• [ASSIGNED TASK]: A faithful copy of each entry below is expected, with the images removed.

Interface dataset entries
------------

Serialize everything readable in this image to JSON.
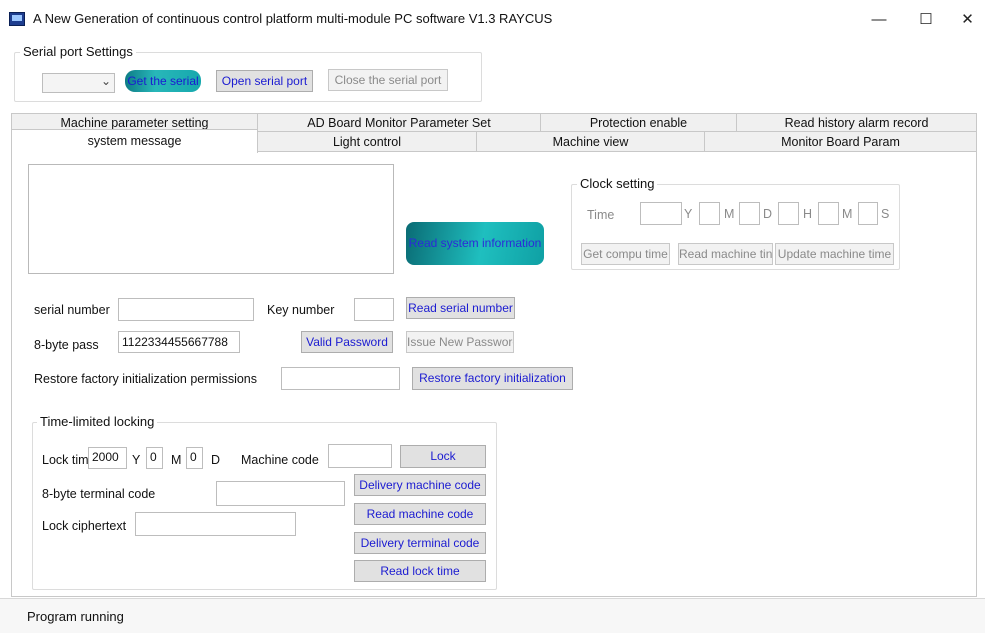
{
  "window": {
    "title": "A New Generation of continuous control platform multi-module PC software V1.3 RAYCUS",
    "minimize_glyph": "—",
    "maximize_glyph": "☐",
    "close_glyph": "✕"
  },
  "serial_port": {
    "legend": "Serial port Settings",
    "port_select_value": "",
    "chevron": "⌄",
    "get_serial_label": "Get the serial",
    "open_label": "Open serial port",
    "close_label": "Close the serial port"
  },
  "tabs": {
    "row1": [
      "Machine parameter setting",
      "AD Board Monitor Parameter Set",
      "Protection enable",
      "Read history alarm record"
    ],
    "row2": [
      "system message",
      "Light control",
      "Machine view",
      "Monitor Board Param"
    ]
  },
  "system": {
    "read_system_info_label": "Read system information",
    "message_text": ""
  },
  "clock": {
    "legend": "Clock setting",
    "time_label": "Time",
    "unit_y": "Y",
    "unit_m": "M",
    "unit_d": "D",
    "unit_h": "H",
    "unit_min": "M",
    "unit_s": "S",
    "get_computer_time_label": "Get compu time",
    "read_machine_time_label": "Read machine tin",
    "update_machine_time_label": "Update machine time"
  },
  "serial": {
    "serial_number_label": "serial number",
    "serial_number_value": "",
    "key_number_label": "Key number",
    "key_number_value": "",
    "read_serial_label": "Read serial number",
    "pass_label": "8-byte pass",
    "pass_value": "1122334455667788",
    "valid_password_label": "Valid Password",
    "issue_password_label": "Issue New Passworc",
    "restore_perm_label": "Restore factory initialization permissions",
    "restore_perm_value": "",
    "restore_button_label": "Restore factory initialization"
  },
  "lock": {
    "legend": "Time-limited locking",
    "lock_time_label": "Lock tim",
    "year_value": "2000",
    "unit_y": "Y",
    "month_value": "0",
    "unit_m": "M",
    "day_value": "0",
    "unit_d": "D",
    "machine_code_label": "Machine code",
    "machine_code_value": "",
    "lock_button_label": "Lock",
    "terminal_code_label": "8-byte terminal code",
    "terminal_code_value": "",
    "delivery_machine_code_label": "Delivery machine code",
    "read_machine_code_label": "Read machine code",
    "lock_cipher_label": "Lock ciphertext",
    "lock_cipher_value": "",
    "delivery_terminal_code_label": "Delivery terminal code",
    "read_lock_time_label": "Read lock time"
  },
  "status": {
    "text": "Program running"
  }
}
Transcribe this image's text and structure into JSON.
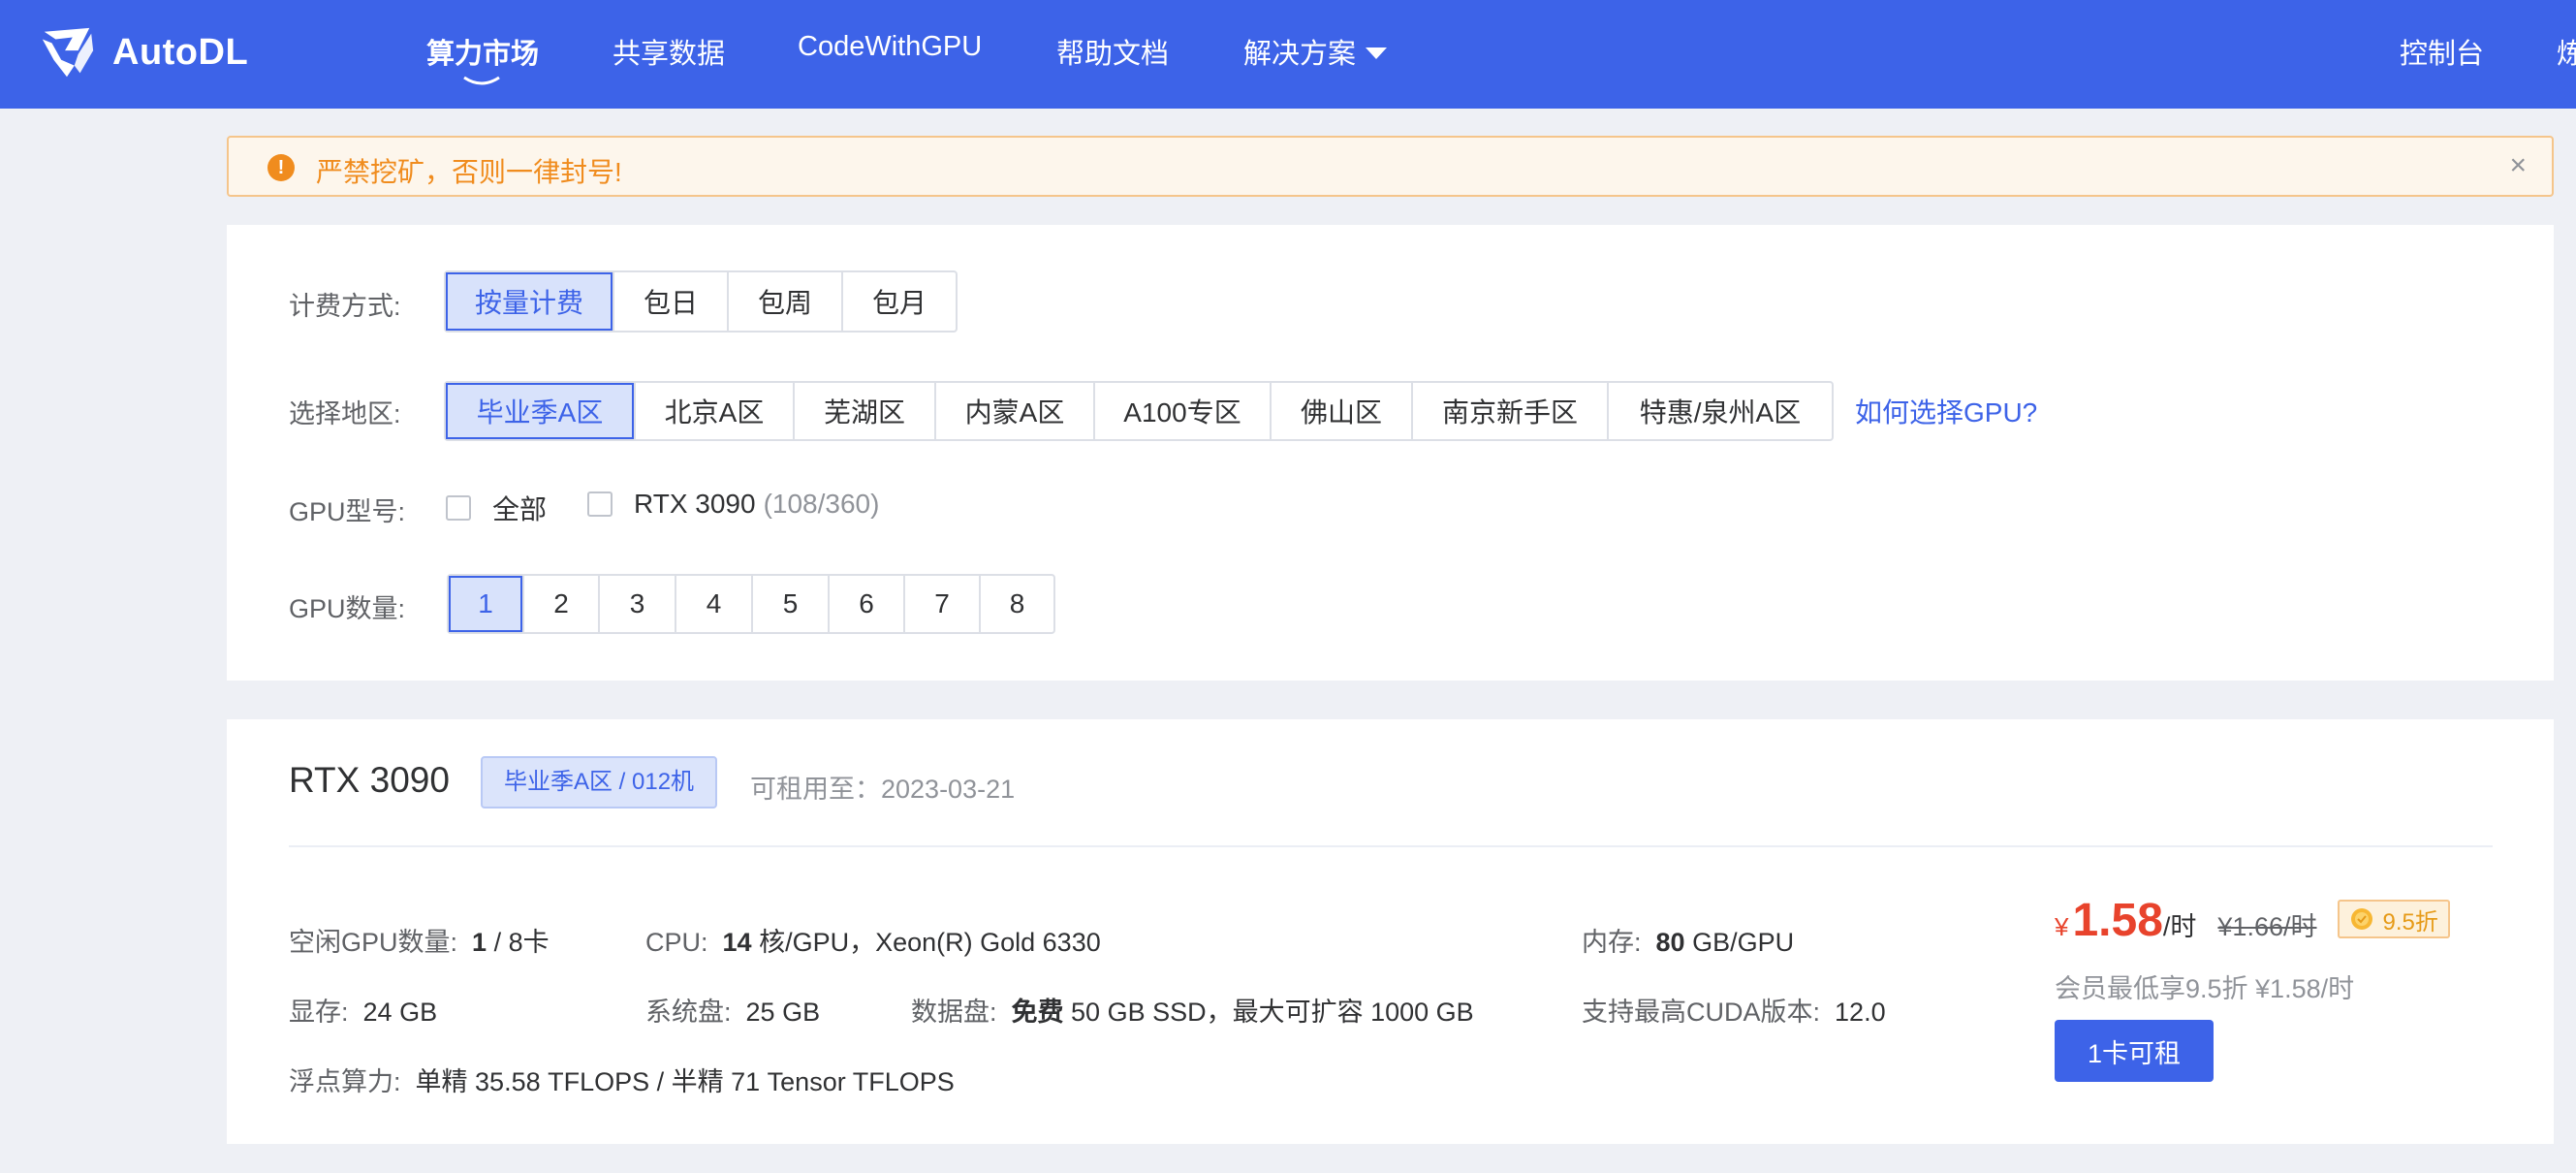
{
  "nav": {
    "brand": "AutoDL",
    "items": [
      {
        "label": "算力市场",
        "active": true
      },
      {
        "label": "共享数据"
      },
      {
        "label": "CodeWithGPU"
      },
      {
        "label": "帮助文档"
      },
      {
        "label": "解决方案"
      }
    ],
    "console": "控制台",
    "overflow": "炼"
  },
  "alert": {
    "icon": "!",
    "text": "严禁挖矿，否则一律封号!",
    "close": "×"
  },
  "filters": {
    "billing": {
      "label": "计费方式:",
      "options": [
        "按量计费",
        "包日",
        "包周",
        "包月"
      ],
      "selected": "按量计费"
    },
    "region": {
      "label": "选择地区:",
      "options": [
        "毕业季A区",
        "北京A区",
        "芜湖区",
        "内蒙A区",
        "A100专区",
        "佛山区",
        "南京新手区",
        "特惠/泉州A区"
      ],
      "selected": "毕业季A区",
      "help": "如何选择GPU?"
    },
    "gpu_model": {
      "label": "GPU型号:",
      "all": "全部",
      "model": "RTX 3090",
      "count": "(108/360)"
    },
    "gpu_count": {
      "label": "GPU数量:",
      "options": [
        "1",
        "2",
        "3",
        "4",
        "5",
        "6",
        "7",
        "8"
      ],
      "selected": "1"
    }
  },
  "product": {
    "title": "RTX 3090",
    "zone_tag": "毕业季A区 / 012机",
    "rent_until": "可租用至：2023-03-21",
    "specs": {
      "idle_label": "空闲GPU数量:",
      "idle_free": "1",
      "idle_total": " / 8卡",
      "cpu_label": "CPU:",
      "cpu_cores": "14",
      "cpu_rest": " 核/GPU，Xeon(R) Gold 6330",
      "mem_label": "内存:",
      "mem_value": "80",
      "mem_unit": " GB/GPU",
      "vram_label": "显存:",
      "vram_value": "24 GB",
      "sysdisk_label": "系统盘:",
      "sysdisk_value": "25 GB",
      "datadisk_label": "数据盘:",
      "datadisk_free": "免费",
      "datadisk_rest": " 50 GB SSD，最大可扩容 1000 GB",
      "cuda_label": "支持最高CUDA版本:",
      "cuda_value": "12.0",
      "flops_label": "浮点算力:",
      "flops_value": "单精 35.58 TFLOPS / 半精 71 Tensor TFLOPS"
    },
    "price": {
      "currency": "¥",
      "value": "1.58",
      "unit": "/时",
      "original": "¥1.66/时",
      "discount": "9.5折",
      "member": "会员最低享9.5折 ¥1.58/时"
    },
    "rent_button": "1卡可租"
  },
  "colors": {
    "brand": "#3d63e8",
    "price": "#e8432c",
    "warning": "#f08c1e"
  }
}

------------

• [EXPECTED ANSWER]:
Serialize everything readable in this image to JSON.
{
  "window": {
    "title": "A New Generation of continuous control platform multi-module PC software V1.3 RAYCUS",
    "minimize_glyph": "—",
    "maximize_glyph": "☐",
    "close_glyph": "✕"
  },
  "serial_port": {
    "legend": "Serial port Settings",
    "port_select_value": "",
    "chevron": "⌄",
    "get_serial_label": "Get the serial",
    "open_label": "Open serial port",
    "close_label": "Close the serial port"
  },
  "tabs": {
    "row1": [
      "Machine parameter setting",
      "AD Board Monitor Parameter Set",
      "Protection enable",
      "Read history alarm record"
    ],
    "row2": [
      "system message",
      "Light control",
      "Machine view",
      "Monitor Board Param"
    ]
  },
  "system": {
    "read_system_info_label": "Read system information",
    "message_text": ""
  },
  "clock": {
    "legend": "Clock setting",
    "time_label": "Time",
    "unit_y": "Y",
    "unit_m": "M",
    "unit_d": "D",
    "unit_h": "H",
    "unit_min": "M",
    "unit_s": "S",
    "get_computer_time_label": "Get compu time",
    "read_machine_time_label": "Read machine tin",
    "update_machine_time_label": "Update machine time"
  },
  "serial": {
    "serial_number_label": "serial number",
    "serial_number_value": "",
    "key_number_label": "Key number",
    "key_number_value": "",
    "read_serial_label": "Read serial number",
    "pass_label": "8-byte pass",
    "pass_value": "1122334455667788",
    "valid_password_label": "Valid Password",
    "issue_password_label": "Issue New Passworc",
    "restore_perm_label": "Restore factory initialization permissions",
    "restore_perm_value": "",
    "restore_button_label": "Restore factory initialization"
  },
  "lock": {
    "legend": "Time-limited locking",
    "lock_time_label": "Lock tim",
    "year_value": "2000",
    "unit_y": "Y",
    "month_value": "0",
    "unit_m": "M",
    "day_value": "0",
    "unit_d": "D",
    "machine_code_label": "Machine code",
    "machine_code_value": "",
    "lock_button_label": "Lock",
    "terminal_code_label": "8-byte terminal code",
    "terminal_code_value": "",
    "delivery_machine_code_label": "Delivery machine code",
    "read_machine_code_label": "Read machine code",
    "lock_cipher_label": "Lock ciphertext",
    "lock_cipher_value": "",
    "delivery_terminal_code_label": "Delivery terminal code",
    "read_lock_time_label": "Read lock time"
  },
  "status": {
    "text": "Program running"
  }
}
Transcribe this image's text and structure into JSON.
{
  "nav": {
    "brand": "AutoDL",
    "items": [
      {
        "label": "算力市场",
        "active": true
      },
      {
        "label": "共享数据"
      },
      {
        "label": "CodeWithGPU"
      },
      {
        "label": "帮助文档"
      },
      {
        "label": "解决方案"
      }
    ],
    "console": "控制台",
    "overflow": "炼"
  },
  "alert": {
    "icon": "!",
    "text": "严禁挖矿，否则一律封号!",
    "close": "×"
  },
  "filters": {
    "billing": {
      "label": "计费方式:",
      "options": [
        "按量计费",
        "包日",
        "包周",
        "包月"
      ],
      "selected": "按量计费"
    },
    "region": {
      "label": "选择地区:",
      "options": [
        "毕业季A区",
        "北京A区",
        "芜湖区",
        "内蒙A区",
        "A100专区",
        "佛山区",
        "南京新手区",
        "特惠/泉州A区"
      ],
      "selected": "毕业季A区",
      "help": "如何选择GPU?"
    },
    "gpu_model": {
      "label": "GPU型号:",
      "all": "全部",
      "model": "RTX 3090",
      "count": "(108/360)"
    },
    "gpu_count": {
      "label": "GPU数量:",
      "options": [
        "1",
        "2",
        "3",
        "4",
        "5",
        "6",
        "7",
        "8"
      ],
      "selected": "1"
    }
  },
  "product": {
    "title": "RTX 3090",
    "zone_tag": "毕业季A区 / 012机",
    "rent_until": "可租用至：2023-03-21",
    "specs": {
      "idle_label": "空闲GPU数量:",
      "idle_free": "1",
      "idle_total": " / 8卡",
      "cpu_label": "CPU:",
      "cpu_cores": "14",
      "cpu_rest": " 核/GPU，Xeon(R) Gold 6330",
      "mem_label": "内存:",
      "mem_value": "80",
      "mem_unit": " GB/GPU",
      "vram_label": "显存:",
      "vram_value": "24 GB",
      "sysdisk_label": "系统盘:",
      "sysdisk_value": "25 GB",
      "datadisk_label": "数据盘:",
      "datadisk_free": "免费",
      "datadisk_rest": " 50 GB SSD，最大可扩容 1000 GB",
      "cuda_label": "支持最高CUDA版本:",
      "cuda_value": "12.0",
      "flops_label": "浮点算力:",
      "flops_value": "单精 35.58 TFLOPS / 半精 71 Tensor TFLOPS"
    },
    "price": {
      "currency": "¥",
      "value": "1.58",
      "unit": "/时",
      "original": "¥1.66/时",
      "discount": "9.5折",
      "member": "会员最低享9.5折 ¥1.58/时"
    },
    "rent_button": "1卡可租"
  },
  "colors": {
    "brand": "#3d63e8",
    "price": "#e8432c",
    "warning": "#f08c1e"
  }
}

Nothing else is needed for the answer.